Originally supplies were brought into Nipissing from Pembroke by canoe over the Champlain Trail and up the South River. Nipissing village became the main route for shipping supplies. The township and the life of the village as a key port began to fade.

The Chapman family donated the land to the municipal government, and the landing became a municipal boat launch, public dock and swimming hole for village children.

Around 1875 a colonization road was completed which connected tiny Nipissing village to Rosseau (near Huntsville) in the south and this created road travel and another route for shipment of supplies. Furthermore, in 1886 a railway connected Gravenhurst to Callander, cutting out Nipissing village from its main route and the life of the village as a key port began to fade. Today the landing is the municipal boat launch, public dock and favourite swimming hole for village children.
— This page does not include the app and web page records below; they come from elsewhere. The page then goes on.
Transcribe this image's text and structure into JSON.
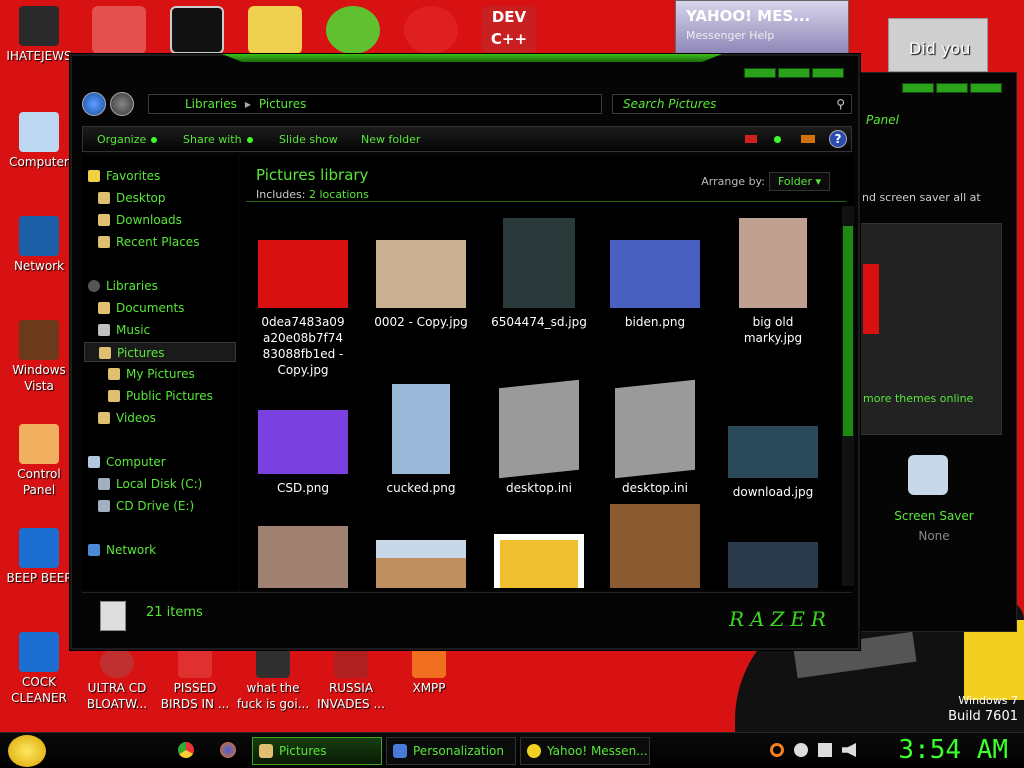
{
  "desktop": {
    "top_icons": [
      {
        "label": "IHATEJEWS",
        "color": "#2a2a2a"
      },
      {
        "label": "",
        "color": "#e45050"
      },
      {
        "label": "",
        "color": "#111111"
      },
      {
        "label": "",
        "color": "#f0d050"
      },
      {
        "label": "",
        "color": "#60c030"
      },
      {
        "label": "",
        "color": "#e02020"
      },
      {
        "label": "",
        "color": "#c82020"
      }
    ],
    "left_icons": [
      {
        "label": "Computer",
        "color": "#bcd8f0"
      },
      {
        "label": "Network",
        "color": "#1d5ea8"
      },
      {
        "label": "Windows Vista",
        "color": "#6b3a1a"
      },
      {
        "label": "Control Panel",
        "color": "#f0b060"
      },
      {
        "label": "BEEP BEEP",
        "color": "#1c6fd0"
      },
      {
        "label": "COCK CLEANER",
        "color": "#1c6fd0"
      }
    ],
    "bottom_icons": [
      {
        "label": "ULTRA CD BLOATW...",
        "color": "#c03030"
      },
      {
        "label": "PISSED BIRDS IN ...",
        "color": "#e03030"
      },
      {
        "label": "what the fuck is goi...",
        "color": "#303030"
      },
      {
        "label": "RUSSIA INVADES ...",
        "color": "#b02020"
      },
      {
        "label": "XMPP",
        "color": "#f07020"
      }
    ],
    "watermark_line1": "Windows 7",
    "watermark_line2": "Build 7601"
  },
  "explorer": {
    "breadcrumb": [
      "Libraries",
      "Pictures"
    ],
    "search_placeholder": "Search Pictures",
    "commands": [
      "Organize",
      "Share with",
      "Slide show",
      "New folder"
    ],
    "help_label": "?",
    "sidebar": {
      "favorites_header": "Favorites",
      "favorites": [
        "Desktop",
        "Downloads",
        "Recent Places"
      ],
      "libraries_header": "Libraries",
      "libraries": [
        "Documents",
        "Music",
        "Pictures",
        "My Pictures",
        "Public Pictures",
        "Videos"
      ],
      "computer_header": "Computer",
      "drives": [
        "Local Disk (C:)",
        "CD Drive (E:)"
      ],
      "network_header": "Network"
    },
    "library_title": "Pictures library",
    "includes_label": "Includes:",
    "includes_value": "2 locations",
    "arrange_label": "Arrange by:",
    "arrange_value": "Folder",
    "files": [
      {
        "name": "0dea7483a09a20e08b7f7483088fb1ed - Copy.jpg",
        "color": "#d81010"
      },
      {
        "name": "0002 - Copy.jpg",
        "color": "#c8b090"
      },
      {
        "name": "6504474_sd.jpg",
        "color": "#2a3a3a"
      },
      {
        "name": "biden.png",
        "color": "#4a60c0"
      },
      {
        "name": "big old marky.jpg",
        "color": "#c0a090"
      },
      {
        "name": "CSD.png",
        "color": "#7a40e0"
      },
      {
        "name": "cucked.png",
        "color": "#9ab8d8"
      },
      {
        "name": "desktop.ini",
        "color": "#9a9a9a"
      },
      {
        "name": "desktop.ini",
        "color": "#9a9a9a"
      },
      {
        "name": "download.jpg",
        "color": "#2a4a5a"
      },
      {
        "name": "",
        "color": "#a08070"
      },
      {
        "name": "",
        "color": "#c09060"
      },
      {
        "name": "",
        "color": "#f0c030"
      },
      {
        "name": "",
        "color": "#8a5a30"
      },
      {
        "name": "",
        "color": "#2a3a4a"
      }
    ],
    "item_count": "21 items",
    "brand": "RAZER"
  },
  "personalization": {
    "panel_title": "Panel",
    "text_snippet": "nd screen saver all at",
    "more_themes": "more themes online",
    "screen_saver_label": "Screen Saver",
    "screen_saver_value": "None"
  },
  "yahoo": {
    "title": "YAHOO! MES...",
    "menu": "Messenger    Help"
  },
  "didyou": "Did you",
  "taskbar": {
    "buttons": [
      {
        "label": "Pictures",
        "color": "#e0c070"
      },
      {
        "label": "Personalization",
        "color": "#4a7ad8"
      },
      {
        "label": "Yahoo! Messen...",
        "color": "#f0d020"
      }
    ],
    "clock": "3:54 AM"
  },
  "colors": {
    "accent_green": "#59e63a",
    "desktop_red": "#d81212"
  }
}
The Chapman family still has many connections to the local area.

Etymology[edit]

Named in 1879 after the lake, on whose south shore it is located. The community of Nipissing in the township, 25 km south of North Bay, was called Nipissingan in 1870, but its name was changed to Nipissing in 1881.[5]

Transportation[edit]

The township is served in its northern part by Ontario Highway 534 and Ontario Highway 654, which connect east to Ontario Highway 11 at the communities of Powassan and Callander respectively; Ontario Highway 534 also connects west to Restoule Provincial Park, and via Ontario Highway 524 to Ontario Highway 522. The township is served across its southern part by Ontario Highway 522, which connects east to Highway 11 at Trout Creek and west to Ontario Highway 69 at the community of Cranberry.

Demographics[edit]

According to the Canada 2011 Census:[2]

  • Population: 1,704
  • % Change (2006-2011): 3.8
  • Dwellings: 993
  • Area (km²): 393.60
  • Density (persons per km²): 4.3

See also[edit]

  • List of townships in Ontario

References[edit]

  1. ^ a b "Nipissing". Geographical Names Data Base. Natural Resources Canada. Retrieved 2013-03-04. 
  2. ^ a b c Statistics Canada 2011 Census - South River Census Profile
  3. ^ "Pringle" (PDF). Geology Ontario - Historic Claim Maps. Ontario Ministry of Northern Development, Mines and Forestry. Retrieved 2013-03-04. 
  4. ^ Ontario Plaque
  5. ^ Rayburn, Alan (1997). Place Names of Ontario. Toronto: University of Toronto Press. p. 243. ISBN 0-8020-7207-0. OCLC 36342881. 

Other map sources:

  • Map 8 (PDF) (Map). 1 : 700,000. Official road map of Ontario. Ministry of Transportation of Ontario. 2012-01-01. Retrieved 2013-03-04. 
  • Restructured municipalities - Ontario map #4 (Map). Restructuring Maps of Ontario. Ontario Ministry of Municipal Affairs and Housing. 2006. Retrieved 2013-03-04. 
  • Official Plan - Schedule 'A' (PDF) (Map). 1 : 40,000. Township of Nipissing. 2005-10-28. Retrieved 2013-03-04. 

External links[edit]

  • Official website